— THE TASK —
Your task is to work out how many lines in the data include the word "bookmarks". Reply with the number alone.

GIVEN DATA: Begin

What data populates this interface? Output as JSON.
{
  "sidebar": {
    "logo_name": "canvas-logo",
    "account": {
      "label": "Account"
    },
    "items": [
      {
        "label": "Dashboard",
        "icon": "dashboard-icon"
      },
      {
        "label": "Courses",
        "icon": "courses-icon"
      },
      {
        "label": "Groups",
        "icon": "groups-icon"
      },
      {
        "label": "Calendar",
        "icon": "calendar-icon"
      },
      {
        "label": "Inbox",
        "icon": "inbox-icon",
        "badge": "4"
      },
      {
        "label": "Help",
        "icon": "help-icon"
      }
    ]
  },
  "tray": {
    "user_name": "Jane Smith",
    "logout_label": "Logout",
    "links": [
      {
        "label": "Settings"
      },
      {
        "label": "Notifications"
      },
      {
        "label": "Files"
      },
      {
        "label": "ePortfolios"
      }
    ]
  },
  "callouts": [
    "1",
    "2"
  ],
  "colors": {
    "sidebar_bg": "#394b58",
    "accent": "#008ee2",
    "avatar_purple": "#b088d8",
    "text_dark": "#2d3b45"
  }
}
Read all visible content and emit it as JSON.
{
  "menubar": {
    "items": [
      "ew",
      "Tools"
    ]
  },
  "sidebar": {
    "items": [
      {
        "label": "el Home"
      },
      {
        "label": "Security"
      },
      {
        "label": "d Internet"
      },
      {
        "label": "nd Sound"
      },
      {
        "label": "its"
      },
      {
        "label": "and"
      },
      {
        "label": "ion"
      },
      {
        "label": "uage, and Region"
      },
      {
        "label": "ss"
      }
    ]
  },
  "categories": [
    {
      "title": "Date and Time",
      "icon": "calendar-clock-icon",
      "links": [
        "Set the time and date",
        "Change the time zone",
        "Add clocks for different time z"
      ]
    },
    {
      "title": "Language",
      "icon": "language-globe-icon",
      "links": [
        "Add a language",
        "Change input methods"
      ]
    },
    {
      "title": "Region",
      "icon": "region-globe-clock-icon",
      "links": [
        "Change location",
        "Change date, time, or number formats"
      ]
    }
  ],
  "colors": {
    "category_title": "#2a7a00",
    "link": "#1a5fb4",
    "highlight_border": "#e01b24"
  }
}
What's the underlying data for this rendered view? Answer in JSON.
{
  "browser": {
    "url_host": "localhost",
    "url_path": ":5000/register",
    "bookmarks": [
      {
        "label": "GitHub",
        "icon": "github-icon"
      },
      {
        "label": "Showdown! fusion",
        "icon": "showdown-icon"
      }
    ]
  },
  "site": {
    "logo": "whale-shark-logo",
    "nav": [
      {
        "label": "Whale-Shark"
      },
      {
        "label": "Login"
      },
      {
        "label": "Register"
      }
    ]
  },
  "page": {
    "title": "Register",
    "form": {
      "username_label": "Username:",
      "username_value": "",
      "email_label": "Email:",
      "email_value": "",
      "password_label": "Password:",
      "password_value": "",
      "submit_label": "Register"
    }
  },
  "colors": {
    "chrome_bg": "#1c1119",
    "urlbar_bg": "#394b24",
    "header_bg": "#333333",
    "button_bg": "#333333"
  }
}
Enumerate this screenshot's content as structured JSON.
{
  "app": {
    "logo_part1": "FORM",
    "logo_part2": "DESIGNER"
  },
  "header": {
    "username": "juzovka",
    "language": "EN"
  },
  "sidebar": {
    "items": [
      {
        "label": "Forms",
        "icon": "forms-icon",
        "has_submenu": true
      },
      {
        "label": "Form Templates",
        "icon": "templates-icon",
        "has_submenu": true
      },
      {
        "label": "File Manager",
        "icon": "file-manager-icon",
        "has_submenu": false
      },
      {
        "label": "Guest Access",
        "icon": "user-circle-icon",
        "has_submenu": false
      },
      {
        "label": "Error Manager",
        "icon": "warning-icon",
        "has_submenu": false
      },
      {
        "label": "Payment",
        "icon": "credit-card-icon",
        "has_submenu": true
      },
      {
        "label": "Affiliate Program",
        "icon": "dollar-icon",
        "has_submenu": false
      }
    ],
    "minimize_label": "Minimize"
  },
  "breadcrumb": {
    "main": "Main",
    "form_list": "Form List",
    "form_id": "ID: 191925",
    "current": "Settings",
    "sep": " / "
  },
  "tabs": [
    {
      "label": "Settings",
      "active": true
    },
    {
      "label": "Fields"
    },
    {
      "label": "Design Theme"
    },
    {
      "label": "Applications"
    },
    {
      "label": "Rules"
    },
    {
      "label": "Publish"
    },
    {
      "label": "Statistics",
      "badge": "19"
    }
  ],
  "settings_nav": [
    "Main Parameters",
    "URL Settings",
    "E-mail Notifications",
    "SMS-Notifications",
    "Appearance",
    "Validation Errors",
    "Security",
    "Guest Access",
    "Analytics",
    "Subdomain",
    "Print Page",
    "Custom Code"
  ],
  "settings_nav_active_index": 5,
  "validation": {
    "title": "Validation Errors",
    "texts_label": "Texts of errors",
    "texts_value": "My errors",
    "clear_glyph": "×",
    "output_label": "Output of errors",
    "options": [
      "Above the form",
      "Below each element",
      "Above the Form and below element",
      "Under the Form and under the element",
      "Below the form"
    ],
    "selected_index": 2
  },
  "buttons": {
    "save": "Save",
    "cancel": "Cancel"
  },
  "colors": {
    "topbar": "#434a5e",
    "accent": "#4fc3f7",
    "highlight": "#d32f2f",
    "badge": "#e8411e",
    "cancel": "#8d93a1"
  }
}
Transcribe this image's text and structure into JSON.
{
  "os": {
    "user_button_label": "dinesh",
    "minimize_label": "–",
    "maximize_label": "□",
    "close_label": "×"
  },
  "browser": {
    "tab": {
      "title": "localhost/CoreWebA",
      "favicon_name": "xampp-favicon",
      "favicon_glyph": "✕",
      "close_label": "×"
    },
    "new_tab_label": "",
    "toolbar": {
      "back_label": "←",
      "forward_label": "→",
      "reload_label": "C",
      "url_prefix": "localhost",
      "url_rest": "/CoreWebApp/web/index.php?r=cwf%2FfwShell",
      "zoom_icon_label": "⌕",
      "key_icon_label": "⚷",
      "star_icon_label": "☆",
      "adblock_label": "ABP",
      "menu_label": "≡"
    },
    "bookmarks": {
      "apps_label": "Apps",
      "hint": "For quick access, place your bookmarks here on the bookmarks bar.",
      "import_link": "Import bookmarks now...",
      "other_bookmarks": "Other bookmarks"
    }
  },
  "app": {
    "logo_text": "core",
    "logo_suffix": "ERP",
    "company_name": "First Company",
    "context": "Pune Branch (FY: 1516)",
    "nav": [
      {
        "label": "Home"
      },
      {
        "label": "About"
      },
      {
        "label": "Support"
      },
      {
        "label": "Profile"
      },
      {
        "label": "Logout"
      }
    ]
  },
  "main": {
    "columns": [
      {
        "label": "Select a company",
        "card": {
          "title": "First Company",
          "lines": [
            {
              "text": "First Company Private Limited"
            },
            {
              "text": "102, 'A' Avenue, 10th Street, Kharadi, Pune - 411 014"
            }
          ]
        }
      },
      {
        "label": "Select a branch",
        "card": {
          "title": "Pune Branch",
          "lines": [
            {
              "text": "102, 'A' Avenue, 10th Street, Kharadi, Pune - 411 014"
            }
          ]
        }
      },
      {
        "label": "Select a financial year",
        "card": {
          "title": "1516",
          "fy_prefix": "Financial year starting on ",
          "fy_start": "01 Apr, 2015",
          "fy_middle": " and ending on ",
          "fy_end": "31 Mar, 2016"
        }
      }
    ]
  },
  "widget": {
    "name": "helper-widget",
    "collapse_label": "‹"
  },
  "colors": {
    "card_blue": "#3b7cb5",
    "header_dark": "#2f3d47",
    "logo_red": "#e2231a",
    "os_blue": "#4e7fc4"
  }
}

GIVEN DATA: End

— WRITTEN RESPONSE —
5